What you need to do: Each line with the string "label" is to be copied from the records below.

====== Entries shown ======

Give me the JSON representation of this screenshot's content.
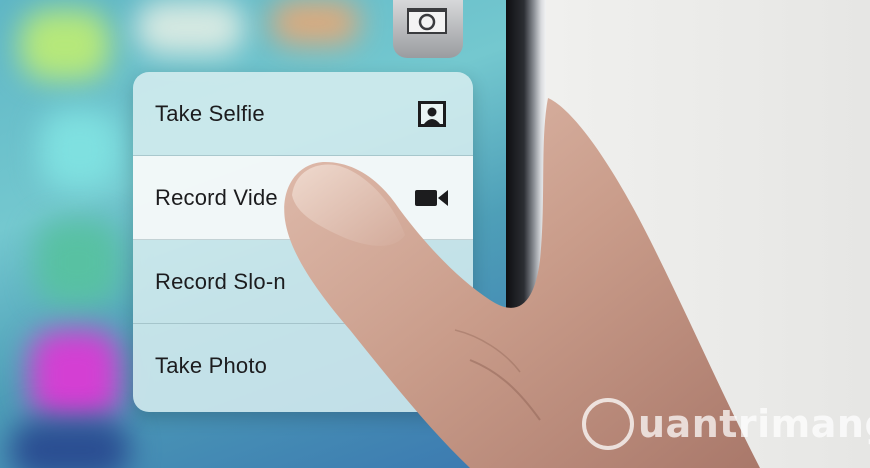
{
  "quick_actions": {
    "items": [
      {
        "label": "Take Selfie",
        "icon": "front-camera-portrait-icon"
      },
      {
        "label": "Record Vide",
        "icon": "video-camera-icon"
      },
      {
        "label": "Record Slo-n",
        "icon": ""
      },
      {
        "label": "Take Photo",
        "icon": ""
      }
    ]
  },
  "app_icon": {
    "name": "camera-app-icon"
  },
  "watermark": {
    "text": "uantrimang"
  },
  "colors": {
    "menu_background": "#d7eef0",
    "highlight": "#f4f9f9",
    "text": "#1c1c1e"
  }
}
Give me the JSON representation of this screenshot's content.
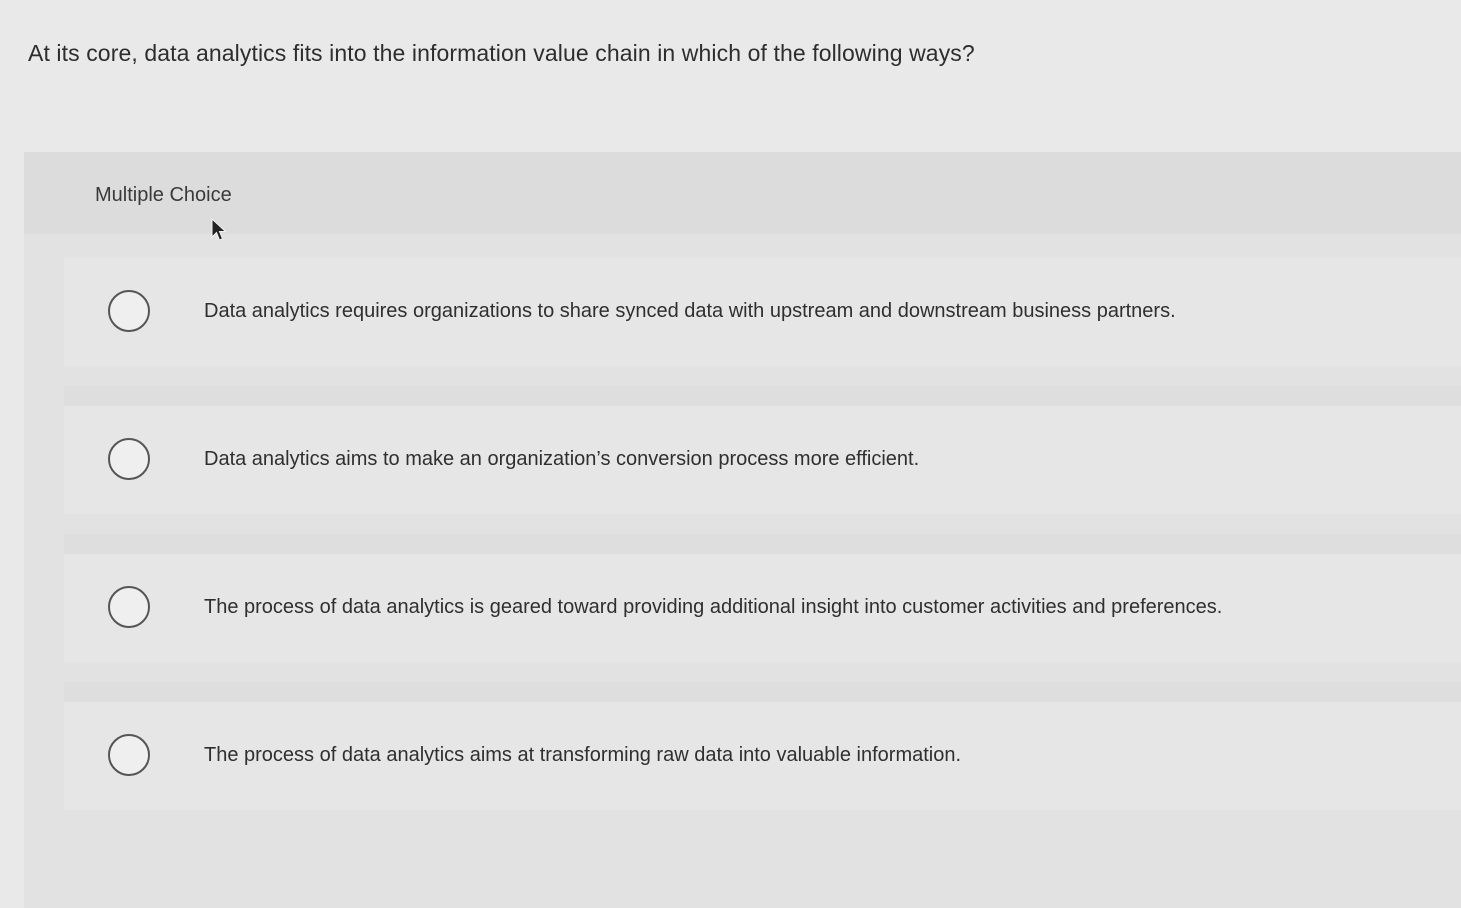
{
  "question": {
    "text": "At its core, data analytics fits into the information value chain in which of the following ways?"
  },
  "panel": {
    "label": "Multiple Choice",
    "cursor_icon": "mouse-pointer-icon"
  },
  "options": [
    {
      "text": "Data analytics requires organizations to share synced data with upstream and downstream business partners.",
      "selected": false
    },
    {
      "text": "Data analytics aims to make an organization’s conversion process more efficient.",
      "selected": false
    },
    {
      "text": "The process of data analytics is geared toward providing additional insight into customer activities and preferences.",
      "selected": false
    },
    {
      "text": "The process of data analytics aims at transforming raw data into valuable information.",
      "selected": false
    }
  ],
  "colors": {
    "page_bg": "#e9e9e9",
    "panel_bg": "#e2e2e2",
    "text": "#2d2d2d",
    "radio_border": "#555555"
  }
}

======

Output for this task:
        "label": "Take Selfie",
        "label": "Record Vide",
        "label": "Record Slo-n",
        "label": "Take Photo",
    "label": "Multiple Choice",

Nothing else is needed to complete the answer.